**DIRECTIONS FOR THIS TASK**
Copy each record below faithfully, leaving out images.
========================
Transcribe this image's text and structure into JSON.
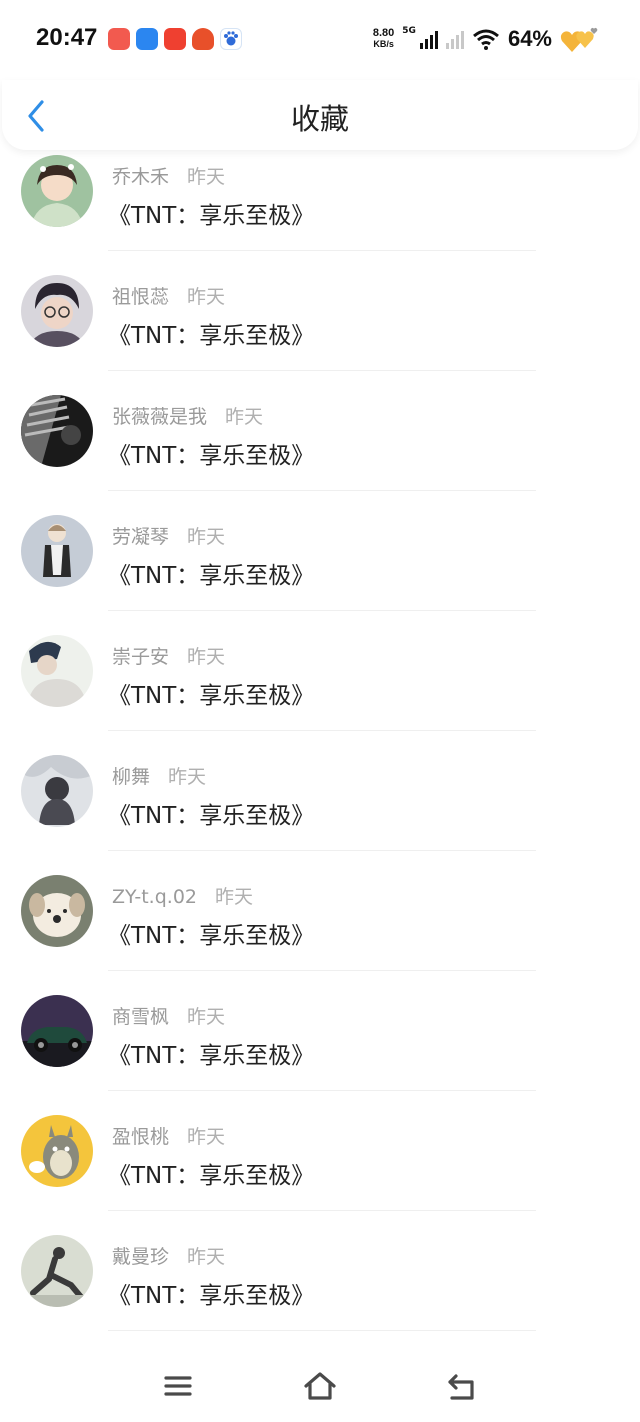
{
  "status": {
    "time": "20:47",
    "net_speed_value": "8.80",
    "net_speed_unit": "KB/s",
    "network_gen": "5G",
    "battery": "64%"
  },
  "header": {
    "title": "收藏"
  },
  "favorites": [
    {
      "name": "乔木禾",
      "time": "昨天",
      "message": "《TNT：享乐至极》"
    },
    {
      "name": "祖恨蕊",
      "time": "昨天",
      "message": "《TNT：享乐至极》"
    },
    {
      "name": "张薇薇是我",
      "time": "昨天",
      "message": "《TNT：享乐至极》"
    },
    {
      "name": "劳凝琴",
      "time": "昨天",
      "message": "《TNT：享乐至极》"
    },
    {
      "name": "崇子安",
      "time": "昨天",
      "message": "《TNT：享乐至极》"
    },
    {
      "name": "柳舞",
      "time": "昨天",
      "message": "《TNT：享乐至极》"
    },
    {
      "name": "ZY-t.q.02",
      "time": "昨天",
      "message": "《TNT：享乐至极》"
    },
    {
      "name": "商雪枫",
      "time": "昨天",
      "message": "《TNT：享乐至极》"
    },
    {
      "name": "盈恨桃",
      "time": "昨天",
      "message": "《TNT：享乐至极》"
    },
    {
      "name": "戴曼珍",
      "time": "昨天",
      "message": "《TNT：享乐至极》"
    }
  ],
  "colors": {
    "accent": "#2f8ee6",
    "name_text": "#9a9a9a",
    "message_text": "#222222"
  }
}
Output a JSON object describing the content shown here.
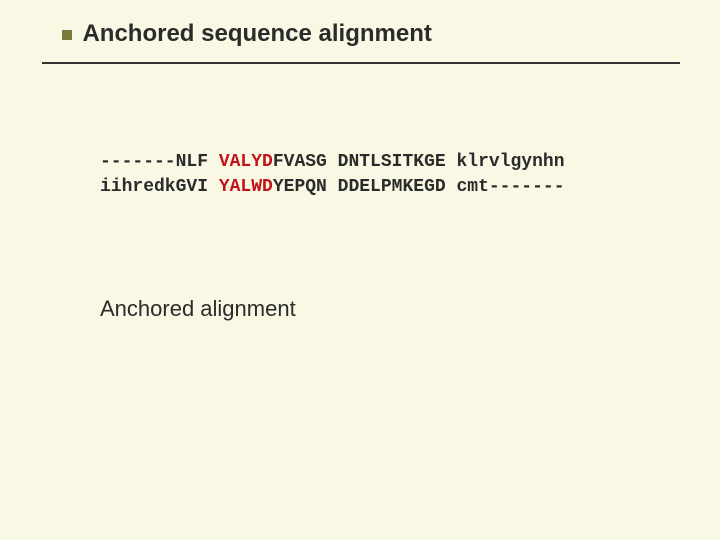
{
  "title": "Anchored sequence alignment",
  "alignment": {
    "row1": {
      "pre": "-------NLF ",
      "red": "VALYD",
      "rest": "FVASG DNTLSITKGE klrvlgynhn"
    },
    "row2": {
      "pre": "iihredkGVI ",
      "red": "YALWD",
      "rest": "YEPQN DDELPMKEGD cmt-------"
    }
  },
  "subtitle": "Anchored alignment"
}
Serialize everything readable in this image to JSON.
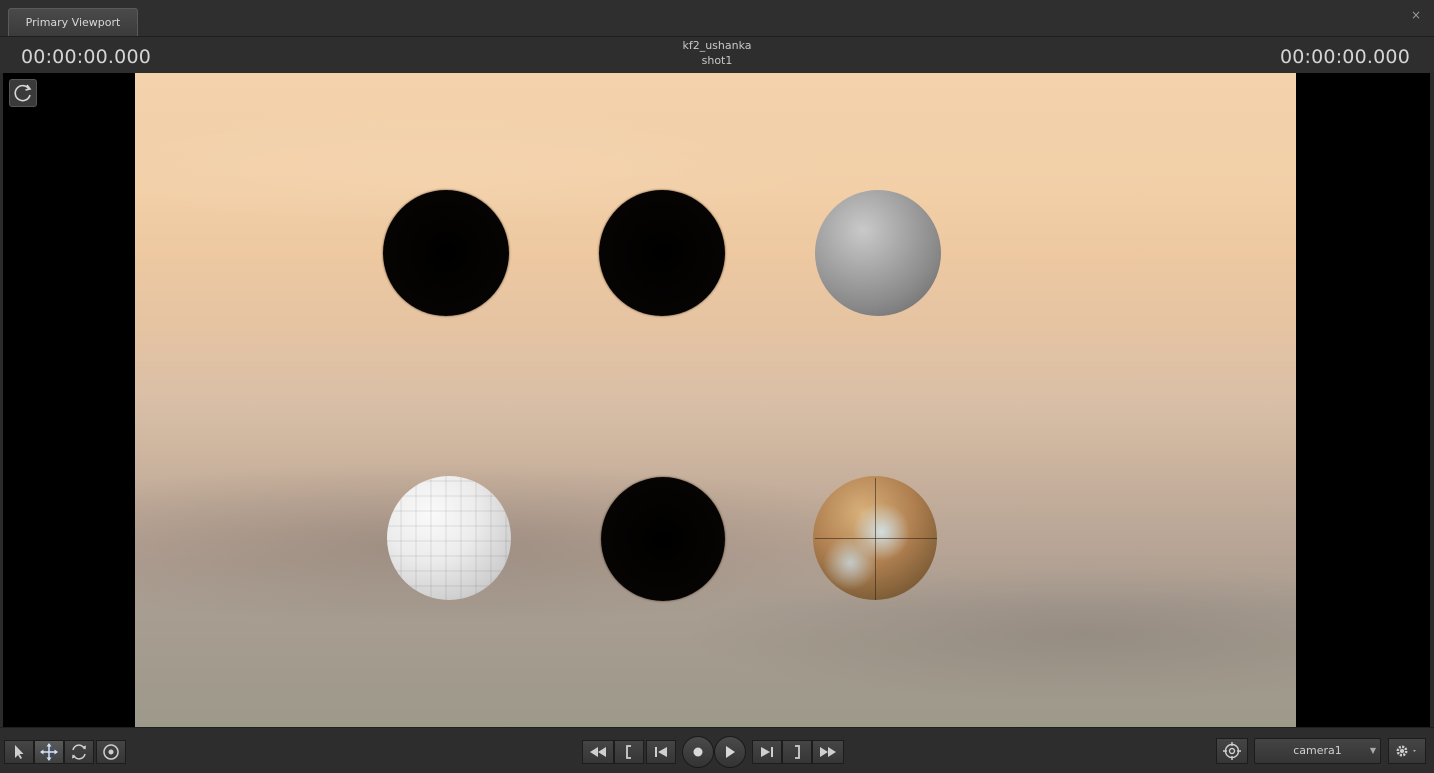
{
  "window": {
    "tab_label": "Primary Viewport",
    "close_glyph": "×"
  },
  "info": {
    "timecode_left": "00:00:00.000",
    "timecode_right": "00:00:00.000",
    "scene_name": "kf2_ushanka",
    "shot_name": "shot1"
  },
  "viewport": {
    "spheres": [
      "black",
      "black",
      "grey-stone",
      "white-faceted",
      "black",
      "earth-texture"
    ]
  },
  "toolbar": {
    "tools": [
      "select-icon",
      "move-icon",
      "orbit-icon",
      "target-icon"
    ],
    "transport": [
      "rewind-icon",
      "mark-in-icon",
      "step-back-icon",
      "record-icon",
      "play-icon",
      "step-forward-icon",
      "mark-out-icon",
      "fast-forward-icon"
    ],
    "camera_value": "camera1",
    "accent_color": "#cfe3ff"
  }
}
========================
**PROBLEM SOLUTION**
Transcribe this image's text and structure into JSON.
{
  "status": {
    "time": "20:47",
    "net_speed_value": "8.80",
    "net_speed_unit": "KB/s",
    "network_gen": "5G",
    "battery": "64%"
  },
  "header": {
    "title": "收藏"
  },
  "favorites": [
    {
      "name": "乔木禾",
      "time": "昨天",
      "message": "《TNT：享乐至极》"
    },
    {
      "name": "祖恨蕊",
      "time": "昨天",
      "message": "《TNT：享乐至极》"
    },
    {
      "name": "张薇薇是我",
      "time": "昨天",
      "message": "《TNT：享乐至极》"
    },
    {
      "name": "劳凝琴",
      "time": "昨天",
      "message": "《TNT：享乐至极》"
    },
    {
      "name": "崇子安",
      "time": "昨天",
      "message": "《TNT：享乐至极》"
    },
    {
      "name": "柳舞",
      "time": "昨天",
      "message": "《TNT：享乐至极》"
    },
    {
      "name": "ZY-t.q.02",
      "time": "昨天",
      "message": "《TNT：享乐至极》"
    },
    {
      "name": "商雪枫",
      "time": "昨天",
      "message": "《TNT：享乐至极》"
    },
    {
      "name": "盈恨桃",
      "time": "昨天",
      "message": "《TNT：享乐至极》"
    },
    {
      "name": "戴曼珍",
      "time": "昨天",
      "message": "《TNT：享乐至极》"
    }
  ],
  "colors": {
    "accent": "#2f8ee6",
    "name_text": "#9a9a9a",
    "message_text": "#222222"
  }
}
Output a JSON object describing the content shown here.
{
  "title": "Anchored sequence alignment",
  "alignment": {
    "row1": {
      "pre": "-------NLF ",
      "red": "VALYD",
      "rest": "FVASG DNTLSITKGE klrvlgynhn"
    },
    "row2": {
      "pre": "iihredkGVI ",
      "red": "YALWD",
      "rest": "YEPQN DDELPMKEGD cmt-------"
    }
  },
  "subtitle": "Anchored alignment"
}
Serialize everything readable in this image to JSON.
{
  "window": {
    "tab_label": "Primary Viewport",
    "close_glyph": "×"
  },
  "info": {
    "timecode_left": "00:00:00.000",
    "timecode_right": "00:00:00.000",
    "scene_name": "kf2_ushanka",
    "shot_name": "shot1"
  },
  "viewport": {
    "spheres": [
      "black",
      "black",
      "grey-stone",
      "white-faceted",
      "black",
      "earth-texture"
    ]
  },
  "toolbar": {
    "tools": [
      "select-icon",
      "move-icon",
      "orbit-icon",
      "target-icon"
    ],
    "transport": [
      "rewind-icon",
      "mark-in-icon",
      "step-back-icon",
      "record-icon",
      "play-icon",
      "step-forward-icon",
      "mark-out-icon",
      "fast-forward-icon"
    ],
    "camera_value": "camera1",
    "accent_color": "#cfe3ff"
  }
}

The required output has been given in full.